April 6, 2018

Facebook and Instagram make big changes to APIs after Cambridge Analytica

Facebook and Instagram make big changes to APIs after Cambridge Analytica

Facebook continues to roll out changes in the aftermath of the Cambridge Analytica user data scandal. In the latest response to the ongoing drama, Facebook CTO Mike Schroepfer announced restricted access to the Facebook API. Part of the Instagram API has also been shut down ahead of schedule. 

Facebook's API changes

First a simple (but not comprehensive) definition of what an API is. Application Programming Interfaces, or APIs, allow developers to build products by accessing the data of an application or service. They are at the core of all apps that are based on or interact with social media platforms. Basically, API changes are a huge deal.

In the announcement of the API changes, Schroepfer wrote:

Two weeks ago we promised to take a hard look at the information apps can use when you connect them to Facebook as well as other data practices. Today, we want to update you on the changes we’re making to better protect your Facebook information.

The API changes reflect Facebook's new tougher approach to handling user data in the aftermath of the scandal. Here are the changes that have been made regarding the Facebook platform:

  • Third-party apps no longer have access to event guest lists and event discussion posts
  • Only Facebook-approved apps that have agreed to strict requirements will have access to the Events API
  • All apps using the Groups API need approval from Facebook and an admin
  • Apps can no longer access the members lists of groups
  • Personal information (including names and photos) are removed from posts and comments accessible to apps through the API
  • All future access to the API for Facebook pages must be approved by Facebook
Facebook's message to users affected by the Cambridge Analytica leak

Apps no longer have access to information regarding religious or political views, relationship status, custom friends lists, education and work history, fitness activity, book reading and music listening activity, news reading, video watch activity, and games activity.

Starting immediately, the website is tightening the approval process for apps that request access details such as check-ins, likes, photos, posts, videos, events and groups. Part of the approval process means apps must agree to strict requirements before they can access user data.

Instagram's API changes

Facebook has also terminated part of the Instagram API which was originally scheduled to end July 31st of this year. Apps using the Instagram API can no longer:

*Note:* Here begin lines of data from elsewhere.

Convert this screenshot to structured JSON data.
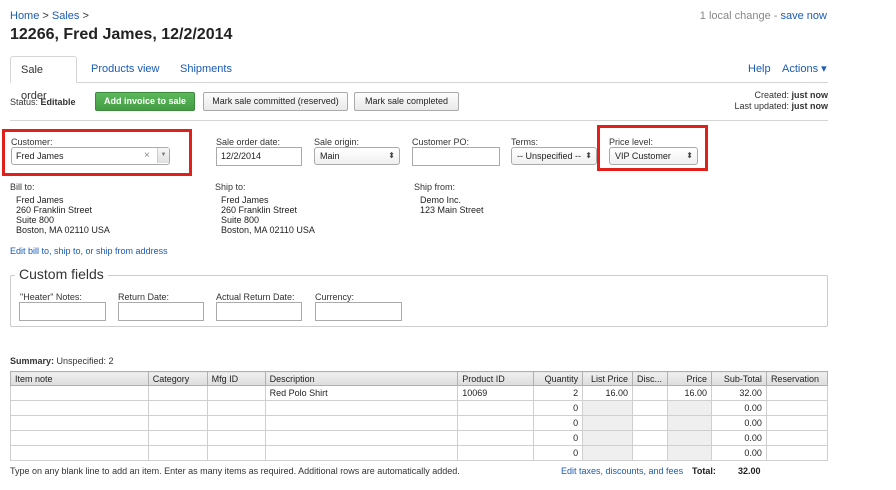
{
  "breadcrumb": {
    "home": "Home",
    "sep1": ">",
    "sales": "Sales",
    "sep2": ">"
  },
  "page_title": "12266, Fred James, 12/2/2014",
  "sync": {
    "text": "1 local change -",
    "link": "save now"
  },
  "tabs": [
    {
      "label": "Sale order"
    },
    {
      "label": "Products view"
    },
    {
      "label": "Shipments"
    }
  ],
  "tabs_right": {
    "help": "Help",
    "actions": "Actions ▾"
  },
  "status": {
    "label": "Status:",
    "value": "Editable"
  },
  "buttons": {
    "add_invoice": "Add invoice to sale",
    "mark_committed": "Mark sale committed (reserved)",
    "mark_completed": "Mark sale completed"
  },
  "created": {
    "created_label": "Created:",
    "created_value": "just now",
    "updated_label": "Last updated:",
    "updated_value": "just now"
  },
  "form": {
    "customer_label": "Customer:",
    "customer_value": "Fred James",
    "customer_clear": "×",
    "customer_drop": "▼",
    "date_label": "Sale order date:",
    "date_value": "12/2/2014",
    "origin_label": "Sale origin:",
    "origin_value": "Main",
    "po_label": "Customer PO:",
    "po_value": "",
    "terms_label": "Terms:",
    "terms_value": "-- Unspecified --",
    "price_level_label": "Price level:",
    "price_level_value": "VIP Customer",
    "select_arrow": "⬍"
  },
  "bill_to": {
    "heading": "Bill to:",
    "lines": [
      "Fred James",
      "260 Franklin Street",
      "Suite 800",
      "Boston, MA 02110 USA"
    ]
  },
  "ship_to": {
    "heading": "Ship to:",
    "lines": [
      "Fred James",
      "260 Franklin Street",
      "Suite 800",
      "Boston, MA 02110 USA"
    ]
  },
  "ship_from": {
    "heading": "Ship from:",
    "lines": [
      "Demo Inc.",
      "123 Main Street"
    ]
  },
  "edit_address_link": "Edit bill to, ship to, or ship from address",
  "custom_fields": {
    "legend": "Custom fields",
    "heater_notes_label": "\"Heater\" Notes:",
    "return_date_label": "Return Date:",
    "actual_return_date_label": "Actual Return Date:",
    "currency_label": "Currency:"
  },
  "summary": {
    "label": "Summary:",
    "value": "Unspecified: 2"
  },
  "table": {
    "columns": [
      "Item note",
      "Category",
      "Mfg ID",
      "Description",
      "Product ID",
      "Quantity",
      "List Price",
      "Disc...",
      "Price",
      "Sub-Total",
      "Reservation"
    ],
    "rows": [
      [
        "",
        "",
        "",
        "Red Polo Shirt",
        "10069",
        "2",
        "16.00",
        "",
        "16.00",
        "32.00",
        ""
      ],
      [
        "",
        "",
        "",
        "",
        "",
        "0",
        "",
        "",
        "",
        "0.00",
        ""
      ],
      [
        "",
        "",
        "",
        "",
        "",
        "0",
        "",
        "",
        "",
        "0.00",
        ""
      ],
      [
        "",
        "",
        "",
        "",
        "",
        "0",
        "",
        "",
        "",
        "0.00",
        ""
      ],
      [
        "",
        "",
        "",
        "",
        "",
        "0",
        "",
        "",
        "",
        "0.00",
        ""
      ]
    ]
  },
  "footer": {
    "note": "Type on any blank line to add an item. Enter as many items as required. Additional rows are automatically added.",
    "edit_taxes": "Edit taxes, discounts, and fees",
    "total_label": "Total:",
    "total_value": "32.00"
  },
  "colors": {
    "link": "#1a5bb5",
    "highlight_box": "#e0201b",
    "green_button": "#449d44"
  }
}
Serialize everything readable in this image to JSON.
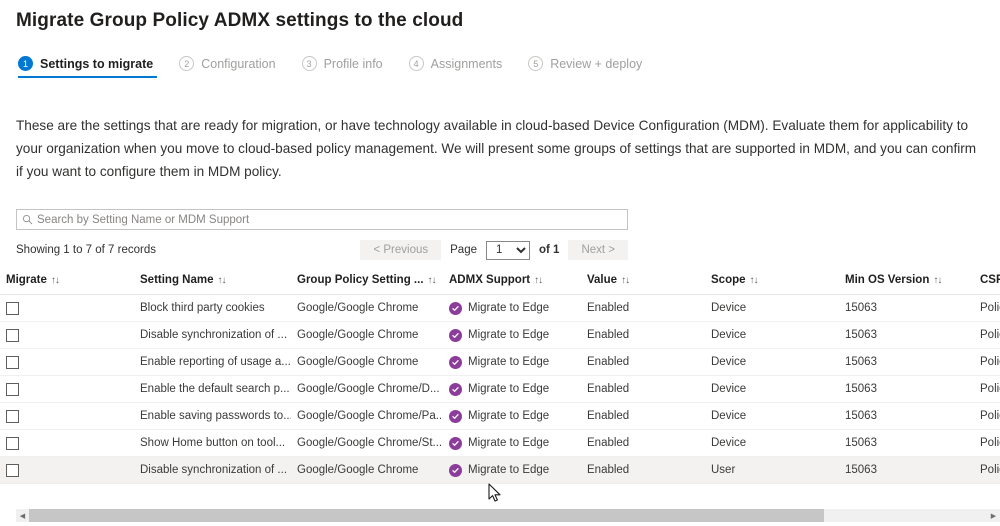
{
  "page_title": "Migrate Group Policy ADMX settings to the cloud",
  "wizard": {
    "steps": [
      {
        "num": "1",
        "label": "Settings to migrate",
        "active": true
      },
      {
        "num": "2",
        "label": "Configuration",
        "active": false
      },
      {
        "num": "3",
        "label": "Profile info",
        "active": false
      },
      {
        "num": "4",
        "label": "Assignments",
        "active": false
      },
      {
        "num": "5",
        "label": "Review + deploy",
        "active": false
      }
    ]
  },
  "description": "These are the settings that are ready for migration, or have technology available in cloud-based Device Configuration (MDM). Evaluate them for applicability to your organization when you move to cloud-based policy management. We will present some groups of settings that are supported in MDM, and you can confirm if you want to configure them in MDM policy.",
  "search": {
    "placeholder": "Search by Setting Name or MDM Support",
    "value": "",
    "icon": "search-icon"
  },
  "pagination": {
    "records_text": "Showing 1 to 7 of 7 records",
    "previous_label": "< Previous",
    "page_label": "Page",
    "page_value": "1",
    "page_options": [
      "1"
    ],
    "of_text": "of 1",
    "next_label": "Next >"
  },
  "table": {
    "sort_indicator": "↑↓",
    "columns": [
      "Migrate",
      "Setting Name",
      "Group Policy Setting ...",
      "ADMX Support",
      "Value",
      "Scope",
      "Min OS Version",
      "CSP Name"
    ],
    "rows": [
      {
        "checked": false,
        "setting_name": "Block third party cookies",
        "gp_setting": "Google/Google Chrome",
        "admx_support": "Migrate to Edge",
        "admx_icon": "check-circle-icon",
        "value": "Enabled",
        "scope": "Device",
        "min_os": "15063",
        "csp_name": "Policy",
        "hover": false
      },
      {
        "checked": false,
        "setting_name": "Disable synchronization of ...",
        "gp_setting": "Google/Google Chrome",
        "admx_support": "Migrate to Edge",
        "admx_icon": "check-circle-icon",
        "value": "Enabled",
        "scope": "Device",
        "min_os": "15063",
        "csp_name": "Policy",
        "hover": false
      },
      {
        "checked": false,
        "setting_name": "Enable reporting of usage a...",
        "gp_setting": "Google/Google Chrome",
        "admx_support": "Migrate to Edge",
        "admx_icon": "check-circle-icon",
        "value": "Enabled",
        "scope": "Device",
        "min_os": "15063",
        "csp_name": "Policy",
        "hover": false
      },
      {
        "checked": false,
        "setting_name": "Enable the default search p...",
        "gp_setting": "Google/Google Chrome/D...",
        "admx_support": "Migrate to Edge",
        "admx_icon": "check-circle-icon",
        "value": "Enabled",
        "scope": "Device",
        "min_os": "15063",
        "csp_name": "Policy",
        "hover": false
      },
      {
        "checked": false,
        "setting_name": "Enable saving passwords to...",
        "gp_setting": "Google/Google Chrome/Pa...",
        "admx_support": "Migrate to Edge",
        "admx_icon": "check-circle-icon",
        "value": "Enabled",
        "scope": "Device",
        "min_os": "15063",
        "csp_name": "Policy",
        "hover": false
      },
      {
        "checked": false,
        "setting_name": "Show Home button on tool...",
        "gp_setting": "Google/Google Chrome/St...",
        "admx_support": "Migrate to Edge",
        "admx_icon": "check-circle-icon",
        "value": "Enabled",
        "scope": "Device",
        "min_os": "15063",
        "csp_name": "Policy",
        "hover": false
      },
      {
        "checked": false,
        "setting_name": "Disable synchronization of ...",
        "gp_setting": "Google/Google Chrome",
        "admx_support": "Migrate to Edge",
        "admx_icon": "check-circle-icon",
        "value": "Enabled",
        "scope": "User",
        "min_os": "15063",
        "csp_name": "Policy",
        "hover": true
      }
    ]
  },
  "colors": {
    "accent": "#0078d4",
    "admx_badge": "#8c3c9b",
    "row_hover": "#f3f2f1",
    "text": "#323130"
  }
}
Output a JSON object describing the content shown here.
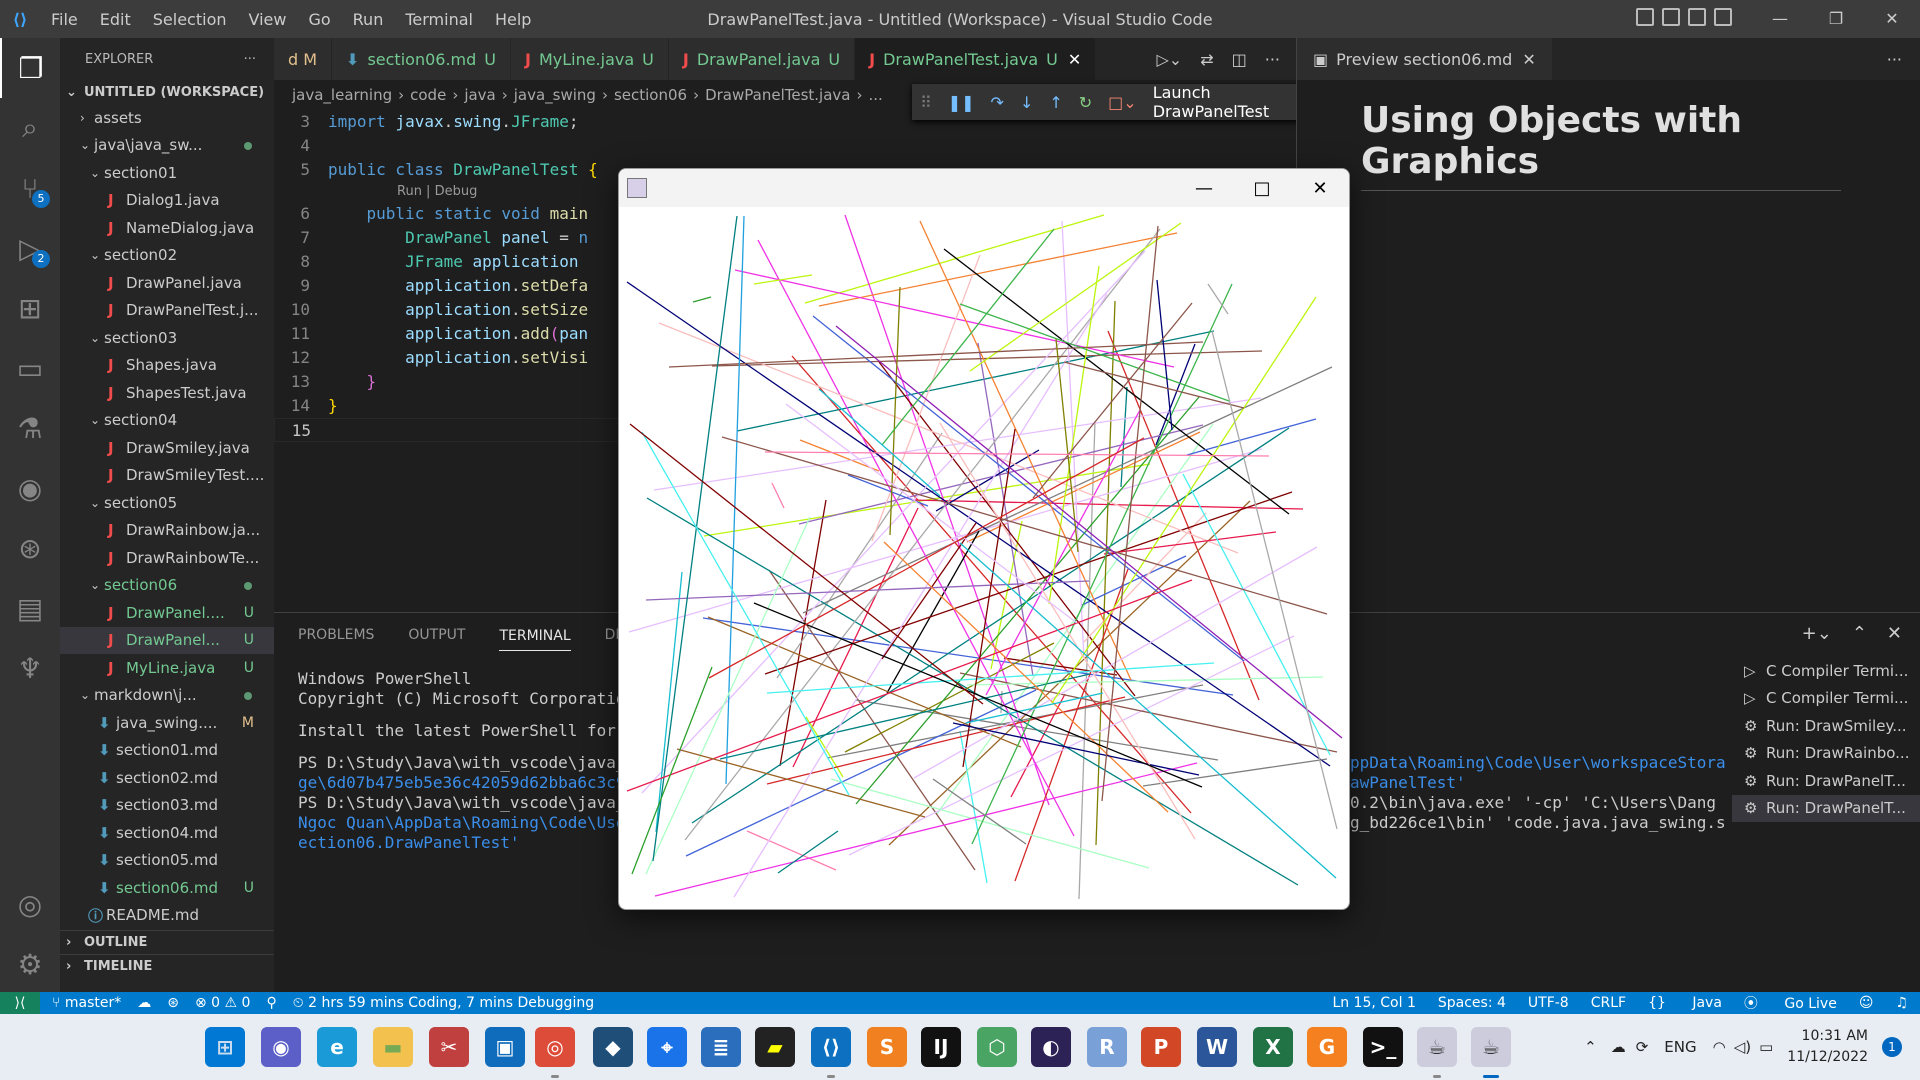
{
  "window_title": "DrawPanelTest.java - Untitled (Workspace) - Visual Studio Code",
  "menu": [
    "File",
    "Edit",
    "Selection",
    "View",
    "Go",
    "Run",
    "Terminal",
    "Help"
  ],
  "activity": {
    "source_control_badge": "5",
    "debug_badge": "2"
  },
  "sidebar": {
    "header": "EXPLORER",
    "workspace": "UNTITLED (WORKSPACE)",
    "items": [
      {
        "label": "assets",
        "kind": "folder",
        "depth": 1,
        "open": false,
        "status": ""
      },
      {
        "label": "java\\java_sw...",
        "kind": "folder",
        "depth": 1,
        "open": true,
        "status": "dot"
      },
      {
        "label": "section01",
        "kind": "folder",
        "depth": 2,
        "open": true,
        "status": ""
      },
      {
        "label": "Dialog1.java",
        "kind": "java",
        "depth": 3,
        "status": ""
      },
      {
        "label": "NameDialog.java",
        "kind": "java",
        "depth": 3,
        "status": ""
      },
      {
        "label": "section02",
        "kind": "folder",
        "depth": 2,
        "open": true,
        "status": ""
      },
      {
        "label": "DrawPanel.java",
        "kind": "java",
        "depth": 3,
        "status": ""
      },
      {
        "label": "DrawPanelTest.j...",
        "kind": "java",
        "depth": 3,
        "status": ""
      },
      {
        "label": "section03",
        "kind": "folder",
        "depth": 2,
        "open": true,
        "status": ""
      },
      {
        "label": "Shapes.java",
        "kind": "java",
        "depth": 3,
        "status": ""
      },
      {
        "label": "ShapesTest.java",
        "kind": "java",
        "depth": 3,
        "status": ""
      },
      {
        "label": "section04",
        "kind": "folder",
        "depth": 2,
        "open": true,
        "status": ""
      },
      {
        "label": "DrawSmiley.java",
        "kind": "java",
        "depth": 3,
        "status": ""
      },
      {
        "label": "DrawSmileyTest....",
        "kind": "java",
        "depth": 3,
        "status": ""
      },
      {
        "label": "section05",
        "kind": "folder",
        "depth": 2,
        "open": true,
        "status": ""
      },
      {
        "label": "DrawRainbow.ja...",
        "kind": "java",
        "depth": 3,
        "status": ""
      },
      {
        "label": "DrawRainbowTe...",
        "kind": "java",
        "depth": 3,
        "status": ""
      },
      {
        "label": "section06",
        "kind": "folder",
        "depth": 2,
        "open": true,
        "status": "dot",
        "green": true
      },
      {
        "label": "DrawPanel....",
        "kind": "java",
        "depth": 3,
        "status": "U",
        "green": true
      },
      {
        "label": "DrawPanel...",
        "kind": "java",
        "depth": 3,
        "status": "U",
        "green": true,
        "selected": true
      },
      {
        "label": "MyLine.java",
        "kind": "java",
        "depth": 3,
        "status": "U",
        "green": true
      },
      {
        "label": "markdown\\j...",
        "kind": "folder",
        "depth": 1,
        "open": true,
        "status": "dot"
      },
      {
        "label": "java_swing....",
        "kind": "md",
        "depth": 2,
        "status": "M"
      },
      {
        "label": "section01.md",
        "kind": "md",
        "depth": 2,
        "status": ""
      },
      {
        "label": "section02.md",
        "kind": "md",
        "depth": 2,
        "status": ""
      },
      {
        "label": "section03.md",
        "kind": "md",
        "depth": 2,
        "status": ""
      },
      {
        "label": "section04.md",
        "kind": "md",
        "depth": 2,
        "status": ""
      },
      {
        "label": "section05.md",
        "kind": "md",
        "depth": 2,
        "status": ""
      },
      {
        "label": "section06.md",
        "kind": "md",
        "depth": 2,
        "status": "U",
        "green": true
      },
      {
        "label": "README.md",
        "kind": "info",
        "depth": 1,
        "status": ""
      }
    ],
    "outline": "OUTLINE",
    "timeline": "TIMELINE"
  },
  "tabs": [
    {
      "label": "d M",
      "icon": "",
      "status": ""
    },
    {
      "label": "section06.md",
      "icon": "md",
      "status": "U"
    },
    {
      "label": "MyLine.java",
      "icon": "java",
      "status": "U"
    },
    {
      "label": "DrawPanel.java",
      "icon": "java",
      "status": "U"
    },
    {
      "label": "DrawPanelTest.java",
      "icon": "java",
      "status": "U",
      "active": true
    }
  ],
  "breadcrumb": [
    "java_learning",
    "code",
    "java",
    "java_swing",
    "section06",
    "DrawPanelTest.java",
    "..."
  ],
  "codelens": "Run | Debug",
  "code_lines": [
    {
      "n": "3",
      "text": "import javax.swing.JFrame;"
    },
    {
      "n": "4",
      "text": ""
    },
    {
      "n": "5",
      "text": "public class DrawPanelTest {"
    },
    {
      "n": "6",
      "text": "    public static void main"
    },
    {
      "n": "7",
      "text": "        DrawPanel panel = n"
    },
    {
      "n": "8",
      "text": "        JFrame application"
    },
    {
      "n": "9",
      "text": "        application.setDefa"
    },
    {
      "n": "10",
      "text": "        application.setSize"
    },
    {
      "n": "11",
      "text": "        application.add(pan"
    },
    {
      "n": "12",
      "text": "        application.setVisi"
    },
    {
      "n": "13",
      "text": "    }"
    },
    {
      "n": "14",
      "text": "}"
    },
    {
      "n": "15",
      "text": ""
    }
  ],
  "debug_toolbar": {
    "launch_config": "Launch DrawPanelTest"
  },
  "preview": {
    "tab": "Preview section06.md",
    "heading": "Using Objects with Graphics"
  },
  "panel": {
    "tabs": [
      "PROBLEMS",
      "OUTPUT",
      "TERMINAL",
      "DEBUG"
    ],
    "active_tab": "TERMINAL",
    "terminal_lines": [
      {
        "text": "Windows PowerShell",
        "link": false
      },
      {
        "text": "Copyright (C) Microsoft Corporation.",
        "link": false
      },
      {
        "text": "",
        "link": false
      },
      {
        "text": "Install the latest PowerShell for ne",
        "link": false
      },
      {
        "text": "",
        "link": false
      },
      {
        "text": "PS D:\\Study\\Java\\with_vscode\\java_le",
        "link": false
      },
      {
        "text": "ge\\6d07b475eb5e36c42059d62bba6c3c97",
        "link": true
      },
      {
        "text": "PS D:\\Study\\Java\\with_vscode\\java_le",
        "link": false
      },
      {
        "text": "Ngoc Quan\\AppData\\Roaming\\Code\\User",
        "link": true
      },
      {
        "text": "ection06.DrawPanelTest'",
        "link": true
      }
    ],
    "terminal_right_lines": [
      "ppData\\Roaming\\Code\\User\\workspaceStora",
      "awPanelTest'",
      "0.2\\bin\\java.exe' '-cp' 'C:\\Users\\Dang",
      "g_bd226ce1\\bin' 'code.java.java_swing.s"
    ],
    "terminal_list": [
      {
        "label": "C Compiler Termi...",
        "icon": "terminal"
      },
      {
        "label": "C Compiler Termi...",
        "icon": "terminal"
      },
      {
        "label": "Run: DrawSmiley...",
        "icon": "debug"
      },
      {
        "label": "Run: DrawRainbo...",
        "icon": "debug"
      },
      {
        "label": "Run: DrawPanelT...",
        "icon": "debug"
      },
      {
        "label": "Run: DrawPanelT...",
        "icon": "debug",
        "selected": true
      }
    ]
  },
  "statusbar": {
    "branch": "master*",
    "errors": "0",
    "warnings": "0",
    "coding_time": "2 hrs 59 mins Coding, 7 mins Debugging",
    "position": "Ln 15, Col 1",
    "spaces": "Spaces: 4",
    "encoding": "UTF-8",
    "eol": "CRLF",
    "language": "Java",
    "live": "Go Live"
  },
  "taskbar": {
    "lang": "ENG",
    "time": "10:31 AM",
    "date": "11/12/2022",
    "notifications": "1"
  },
  "colors": {
    "accent": "#007acc",
    "remote": "#16825d",
    "git_untracked": "#73c991",
    "java_icon": "#f14c4c",
    "md_icon": "#519aba"
  }
}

  • Read the lists of followers and those followed by users
  • Follow and unfollow accounts on behalf of an Instagram user
  • Post or delete comments publicly on behalf of a user

Instagram had already announced these changes as a part of their two-year plan to remove the older Instagram API platform. Developers for apps connected to Instagram are in the process of switching over to the new Instagram Graph API.

What does this mean for Instagram and Facebook users?

Facebook is rushing to contain the damage done by the Cambridge Analytica scandal. User trust in the platform has been hurt by the events of the last two weeks since the story was first reported. The scandal even gave birth to the hashtag #DeleteFacebook and created many articles on how to delete the app. Facebook has previously announced changes to respond to the backlash of Cambridge Analytica. However, with these latest moves Facebook is trying very hard to show it takes protecting user data seriously.

The changes are good news for Facebook users but are turning out to be a pain for third-party app developers. Because these changes are already in effect, apps using the Facebook API and Instagram API are scrambling to update their apps. Users of the popular dating app Tinder are already seeing the consequences. Many Tinder profiles have been inaccessible because the app uses the Facebook API to gather information for profiles.

Click to read more on the changes to Instagram and Facebook.